**Input:**
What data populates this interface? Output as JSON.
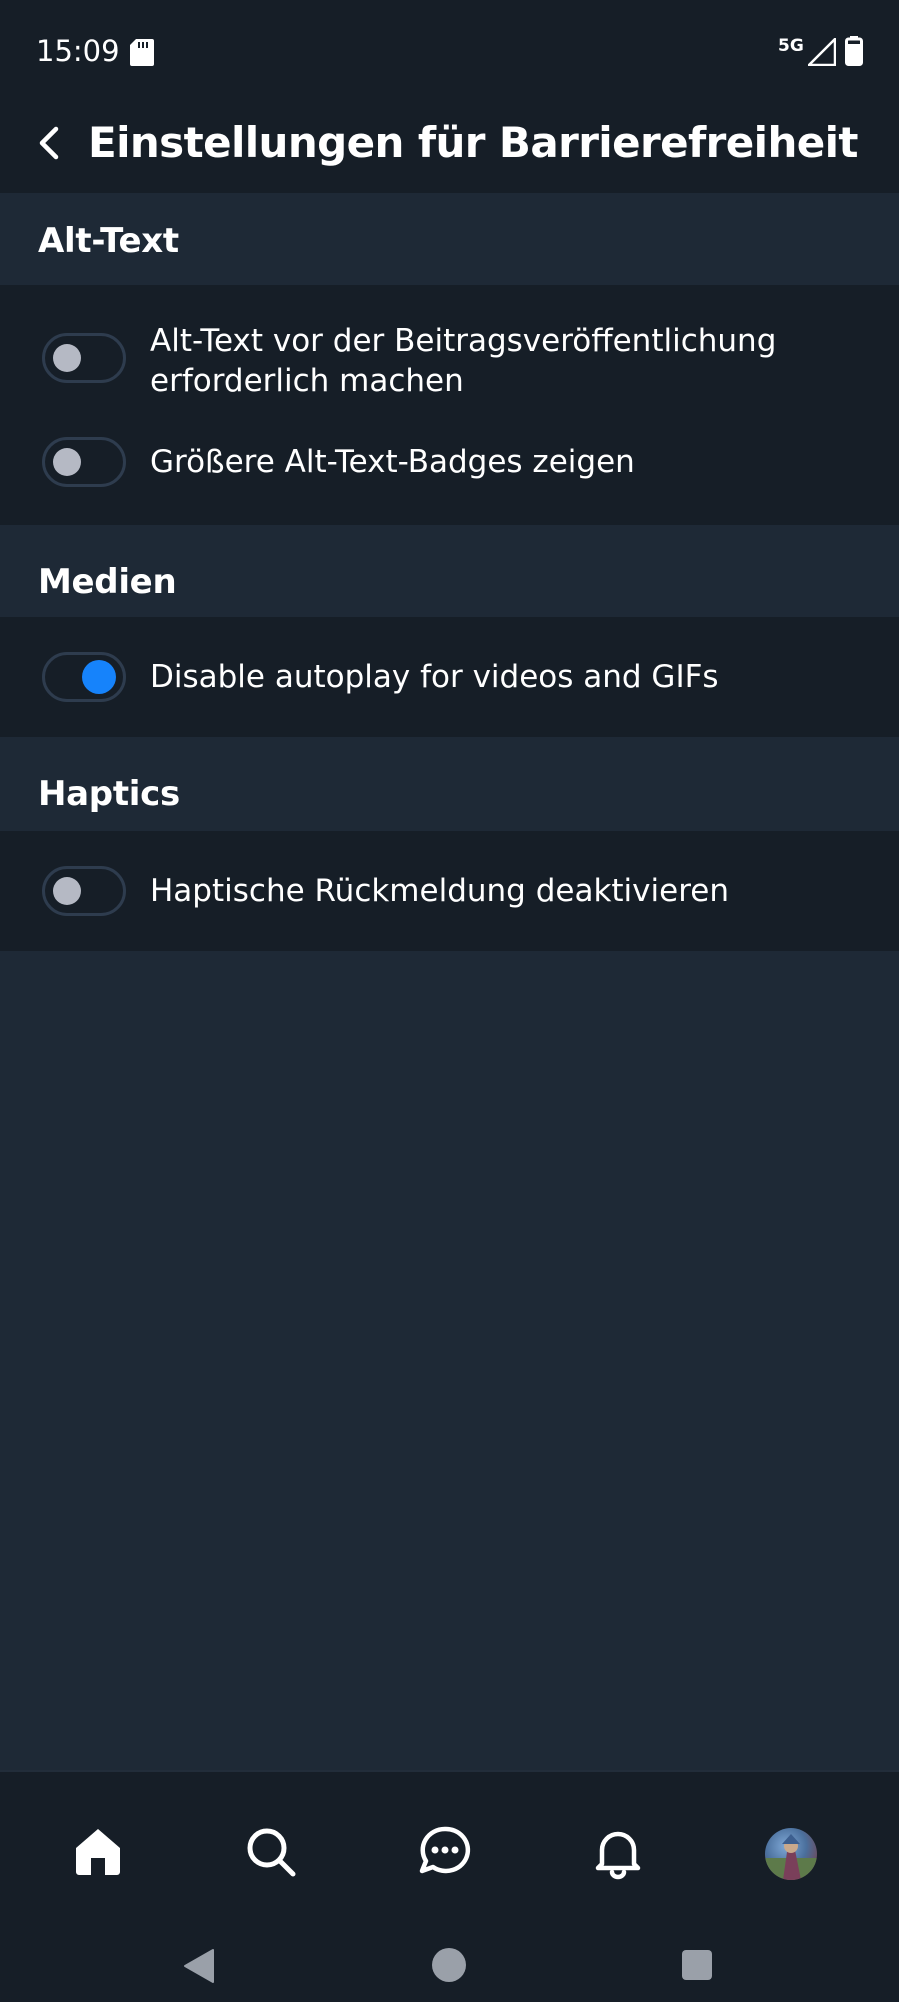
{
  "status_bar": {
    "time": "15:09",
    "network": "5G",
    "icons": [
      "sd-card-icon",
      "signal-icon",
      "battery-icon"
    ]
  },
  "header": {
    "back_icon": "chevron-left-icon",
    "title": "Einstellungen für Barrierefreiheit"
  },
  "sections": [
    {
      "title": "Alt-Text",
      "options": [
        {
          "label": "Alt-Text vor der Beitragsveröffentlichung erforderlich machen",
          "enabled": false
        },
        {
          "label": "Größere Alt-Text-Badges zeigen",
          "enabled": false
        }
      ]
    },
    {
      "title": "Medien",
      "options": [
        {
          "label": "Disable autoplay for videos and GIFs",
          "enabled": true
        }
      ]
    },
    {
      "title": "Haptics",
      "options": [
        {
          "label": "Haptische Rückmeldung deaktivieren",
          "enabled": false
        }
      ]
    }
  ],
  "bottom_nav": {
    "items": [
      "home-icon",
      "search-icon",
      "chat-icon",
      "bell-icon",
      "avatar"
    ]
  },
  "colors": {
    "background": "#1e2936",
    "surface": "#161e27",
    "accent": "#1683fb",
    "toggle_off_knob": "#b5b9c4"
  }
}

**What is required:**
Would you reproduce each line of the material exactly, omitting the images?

**Reply:**
What data populates this interface? Output as JSON.
{
  "status_bar": {
    "time": "15:09",
    "network": "5G",
    "icons": [
      "sd-card-icon",
      "signal-icon",
      "battery-icon"
    ]
  },
  "header": {
    "back_icon": "chevron-left-icon",
    "title": "Einstellungen für Barrierefreiheit"
  },
  "sections": [
    {
      "title": "Alt-Text",
      "options": [
        {
          "label": "Alt-Text vor der Beitragsveröffentlichung erforderlich machen",
          "enabled": false
        },
        {
          "label": "Größere Alt-Text-Badges zeigen",
          "enabled": false
        }
      ]
    },
    {
      "title": "Medien",
      "options": [
        {
          "label": "Disable autoplay for videos and GIFs",
          "enabled": true
        }
      ]
    },
    {
      "title": "Haptics",
      "options": [
        {
          "label": "Haptische Rückmeldung deaktivieren",
          "enabled": false
        }
      ]
    }
  ],
  "bottom_nav": {
    "items": [
      "home-icon",
      "search-icon",
      "chat-icon",
      "bell-icon",
      "avatar"
    ]
  },
  "colors": {
    "background": "#1e2936",
    "surface": "#161e27",
    "accent": "#1683fb",
    "toggle_off_knob": "#b5b9c4"
  }
}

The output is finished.